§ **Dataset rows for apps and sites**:
=== Begin Enclosure ===
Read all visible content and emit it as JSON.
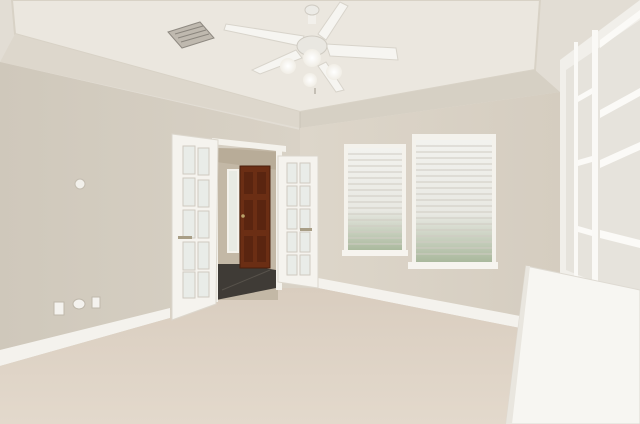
{
  "scene": {
    "room": "empty bedroom",
    "elements": [
      "tray-ceiling",
      "ceiling-fan",
      "hvac-vent",
      "french-doors",
      "front-door",
      "windows-with-blinds",
      "built-in-shelves",
      "carpet",
      "thermostat",
      "outlets"
    ]
  },
  "colors": {
    "wall": "#d8d1c5",
    "wall_shadow": "#c9c1b3",
    "ceiling": "#e6e2da",
    "trim": "#f6f4ef",
    "carpet": "#ddd1c3",
    "door_wood": "#6b2e14",
    "tile": "#3d3a36"
  }
}
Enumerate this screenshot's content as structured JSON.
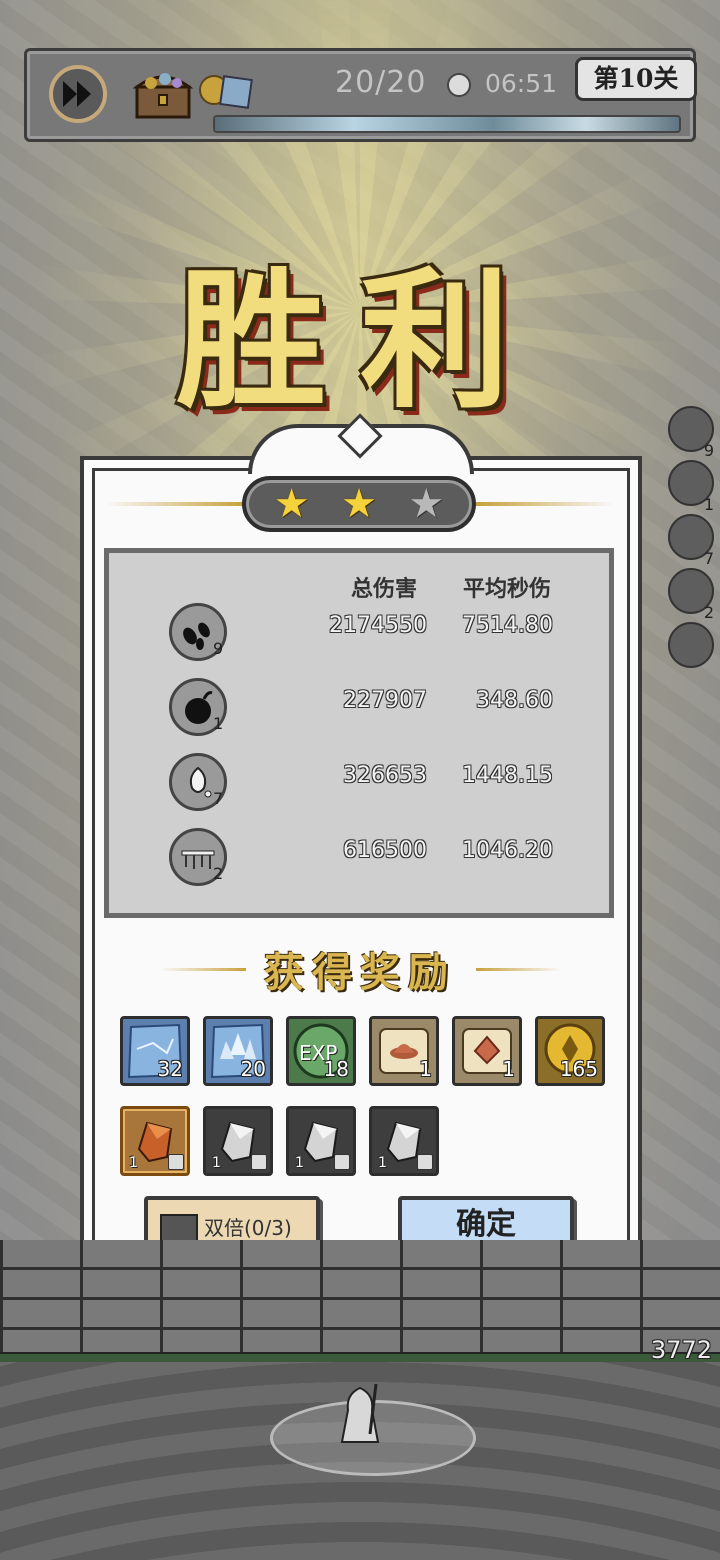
{
  "hud": {
    "wave": "20/20",
    "timer": "06:51",
    "level": "第10关"
  },
  "victory_title": "胜利",
  "stars": {
    "earned": 2,
    "total": 3
  },
  "side_icons": [
    {
      "name": "dark-seeds-skill-icon",
      "level": "9"
    },
    {
      "name": "bomb-skill-icon",
      "level": "1"
    },
    {
      "name": "splash-skill-icon",
      "level": "7"
    },
    {
      "name": "trap-skill-icon",
      "level": "2"
    },
    {
      "name": "rock-skill-icon",
      "level": ""
    }
  ],
  "stats": {
    "header_total": "总伤害",
    "header_dps": "平均秒伤",
    "rows": [
      {
        "icon": "dark-seeds-skill-icon",
        "level": "9",
        "total": "2174550",
        "dps": "7514.80"
      },
      {
        "icon": "bomb-skill-icon",
        "level": "1",
        "total": "227907",
        "dps": "348.60"
      },
      {
        "icon": "splash-skill-icon",
        "level": "7",
        "total": "326653",
        "dps": "1448.15"
      },
      {
        "icon": "trap-skill-icon",
        "level": "2",
        "total": "616500",
        "dps": "1046.20"
      }
    ]
  },
  "rewards_title": "获得奖励",
  "rewards": [
    {
      "name": "blue-crystal-shard-icon",
      "count": "32"
    },
    {
      "name": "blue-crystal-cluster-icon",
      "count": "20"
    },
    {
      "name": "exp-orb-icon",
      "count": "18",
      "label": "EXP"
    },
    {
      "name": "scroll-hat-icon",
      "count": "1"
    },
    {
      "name": "scroll-gem-icon",
      "count": "1"
    },
    {
      "name": "gold-coin-icon",
      "count": "165"
    }
  ],
  "equipment": [
    {
      "name": "orange-ore-icon",
      "count": "1"
    },
    {
      "name": "silver-ore-icon",
      "count": "1"
    },
    {
      "name": "silver-ore-icon",
      "count": "1"
    },
    {
      "name": "silver-ore-icon",
      "count": "1"
    }
  ],
  "buttons": {
    "double": "双倍(0/3)",
    "confirm": "确定"
  },
  "base_hp": "3772",
  "colors": {
    "star_gold": "#f4d23c",
    "confirm_blue": "#c4dcf6",
    "double_beige": "#ecd9b4"
  }
}
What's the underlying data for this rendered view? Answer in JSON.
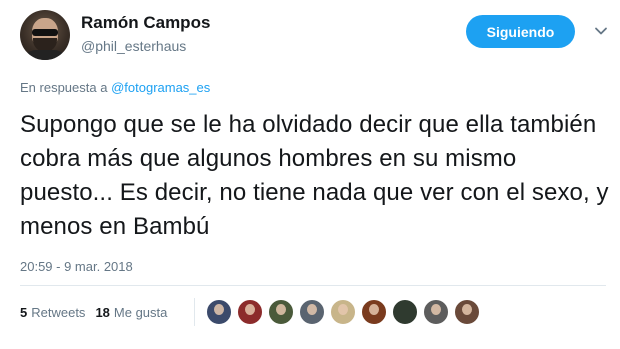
{
  "tweet": {
    "display_name": "Ramón Campos",
    "username": "@phil_esterhaus",
    "follow_label": "Siguiendo",
    "reply_prefix": "En respuesta a",
    "reply_mention": "@fotogramas_es",
    "text": "Supongo que se le ha olvidado decir que ella también cobra más que algunos hombres en su mismo puesto... Es decir, no tiene nada que ver con el sexo, y menos en Bambú",
    "timestamp": "20:59 - 9 mar. 2018",
    "retweets_count": "5",
    "retweets_label": "Retweets",
    "likes_count": "18",
    "likes_label": "Me gusta"
  },
  "icons": {
    "caret": "chevron-down-icon",
    "avatar": "avatar"
  },
  "colors": {
    "accent": "#1da1f2",
    "text": "#14171a",
    "muted": "#657786",
    "divider": "#e1e8ed"
  },
  "likers": [
    {
      "color": "#3b4a6b"
    },
    {
      "color": "#8c2b2b"
    },
    {
      "color": "#4a5a3a"
    },
    {
      "color": "#5a6470"
    },
    {
      "color": "#c8b58a"
    },
    {
      "color": "#7a3b1e"
    },
    {
      "color": "#2f3a2f"
    },
    {
      "color": "#5d5d5d"
    },
    {
      "color": "#6a4a3a"
    }
  ]
}
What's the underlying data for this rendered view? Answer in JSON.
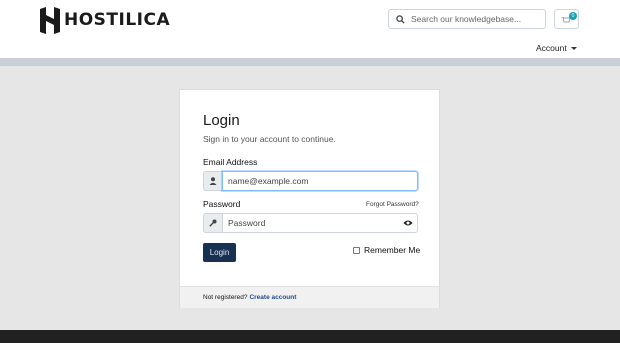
{
  "header": {
    "brand": "HOSTILICA",
    "search_placeholder": "Search our knowledgebase...",
    "cart_count": "0",
    "account_label": "Account"
  },
  "login": {
    "title": "Login",
    "subtitle": "Sign in to your account to continue.",
    "email_label": "Email Address",
    "email_placeholder": "name@example.com",
    "password_label": "Password",
    "password_placeholder": "Password",
    "forgot_label": "Forgot Password?",
    "submit_label": "Login",
    "remember_label": "Remember Me"
  },
  "footer": {
    "prompt": "Not registered?",
    "link": "Create account"
  },
  "colors": {
    "brand_dark": "#183153",
    "accent_badge": "#17a2b8",
    "link": "#1e4c8a",
    "page_bg": "#e6e6e6"
  },
  "icons": [
    "hostilica-logo-icon",
    "search-icon",
    "cart-icon",
    "chevron-down-icon",
    "user-icon",
    "key-icon",
    "eye-icon"
  ]
}
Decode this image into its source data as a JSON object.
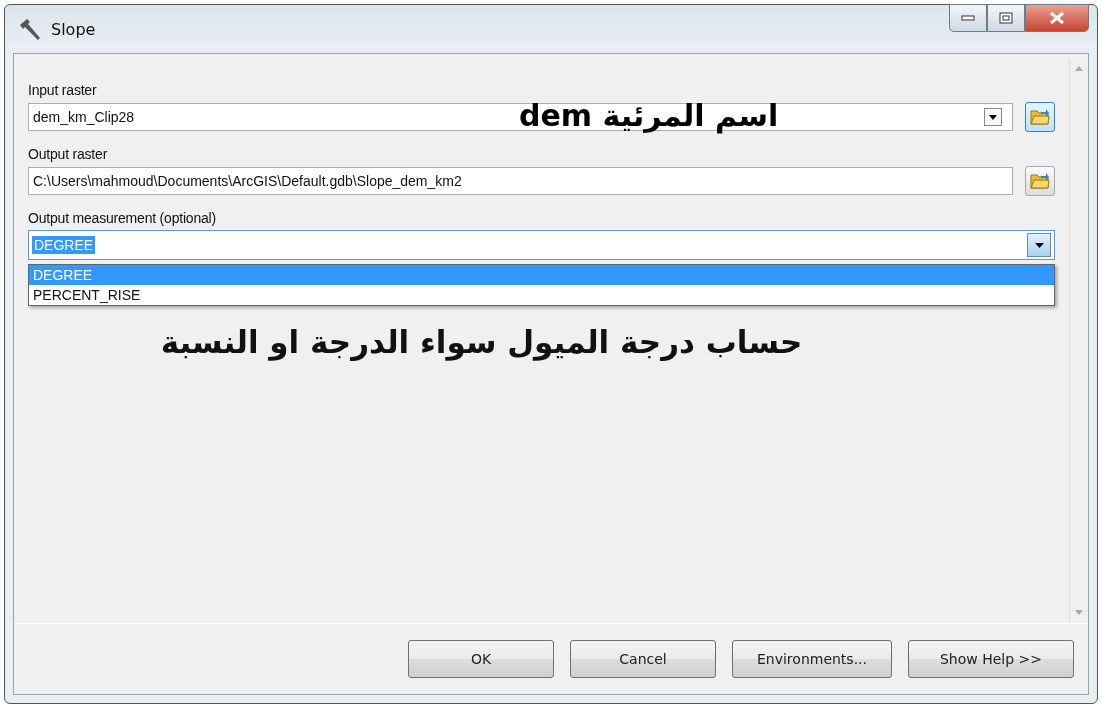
{
  "window": {
    "title": "Slope"
  },
  "fields": [
    {
      "label": "Input raster",
      "value": "dem_km_Clip28",
      "kind": "combo"
    },
    {
      "label": "Output raster",
      "value": "C:\\Users\\mahmoud\\Documents\\ArcGIS\\Default.gdb\\Slope_dem_km2",
      "kind": "text"
    }
  ],
  "measurement": {
    "label": "Output measurement (optional)",
    "value": "DEGREE",
    "expanded": true,
    "options": [
      {
        "label": "DEGREE",
        "selected": true
      },
      {
        "label": "PERCENT_RISE",
        "selected": false
      }
    ]
  },
  "annotations": [
    {
      "text": "اسم المرئية dem"
    },
    {
      "text": "حساب درجة الميول سواء الدرجة او النسبة"
    }
  ],
  "buttons": [
    "OK",
    "Cancel",
    "Environments...",
    "Show Help >>"
  ]
}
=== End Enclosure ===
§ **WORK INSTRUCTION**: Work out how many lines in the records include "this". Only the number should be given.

§ **TASK RESPONSE**: 4